“I appreciate that Matilda is about empowerment, especially for a little girl,” Stumpf says. “Being little doesn’t mean you aren’t strong. My favorite number [in the musical] is ‘Revolting Children,’ because this is the moment when the children stand up and take over. Plus, it’s a fun dance number.”

Both Iaturo and Stumpf have been on stage for about as long as they can remember. Both have performed in several Temple Theatre main stage and youth productions, and both have performed in regional theaters throughout the state. Iaturo says she loves the feeling of singing in front of audience and pretending to be someone she’s not.

“Like the time I played a spoiled brat, Veruca Salt [in Lee County High School’s ‘Charlie and the Chocolate Factory],’” she says. “I got to scream, stomp and yell at my cast mates. I’m not that kind of person, and I would never do that in real life, so it was really fun to be that person.”

Stumpf’s first big role was “Chip” in Temple’s Beauty and the Beast when she was just 6. She says the first time she was wheeled out on stage on the tea cart, she felt like “someone gave me a shot of espresso.”

“I loved the energy,” she says. “I felt like I was in the summer sunshine when the lights came up. I mean, who doesn’t love espresso and sunshine?”

She loves the whole process of theater — from auditions to rehearsals to the performances.

“Theater is a welcoming place where people of all types can work together,” Stumpf says. “I love the variety of the people I work with. I do get ‘show blues’ when the shows end. I usually tear up at closing curtain calls, because I don’t ever want it to end.” 

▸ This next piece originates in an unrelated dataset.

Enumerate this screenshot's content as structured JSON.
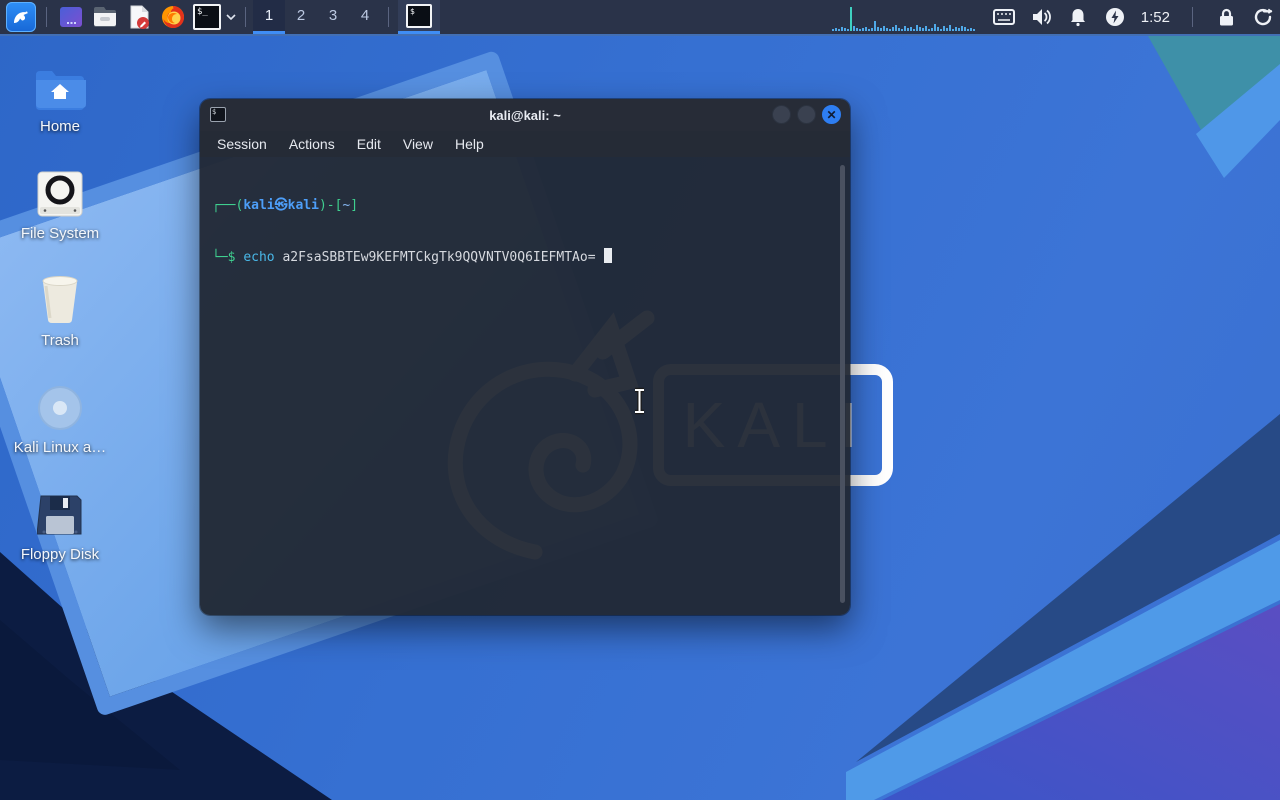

“Matilda The Musical” first appeared in London in 2011 and made its way to Broadway two years later, earning widespread critical acclaim and five Tony Awards that year. The film adaptation of the musical hit Netflix in December, also to the approval of critics. Songs “When I Grow Up” and “Revolting Children” have become crowd favorites, the latter the favorite of both Iaturo and Stumpf.

“It gets the cast pumped up, and it’s really a fun and exciting dance,” she says. “We have a lot of energy — we get to be those revolting children. Sometimes I even sing it in the shower.”

She says audiences in Fayetteville will love “everything about” the show. “They will love this cast of phenomenal singers and dancers. They’re amazing,” she says. “I also think they will love the energy, the craziness and how we get so pumped up about it. They’re just going to love it all.”

Adds Stumpf: “This production shows how children and grown actors can work closely together to make a story come to life.”

Want to go?

Cape Fear Regional Theatre in Fayetteville’s production of “Matilda The Musical” will run through Feb. 19 in Fayetteville. Learn more about the cast, showtimes and ticket information at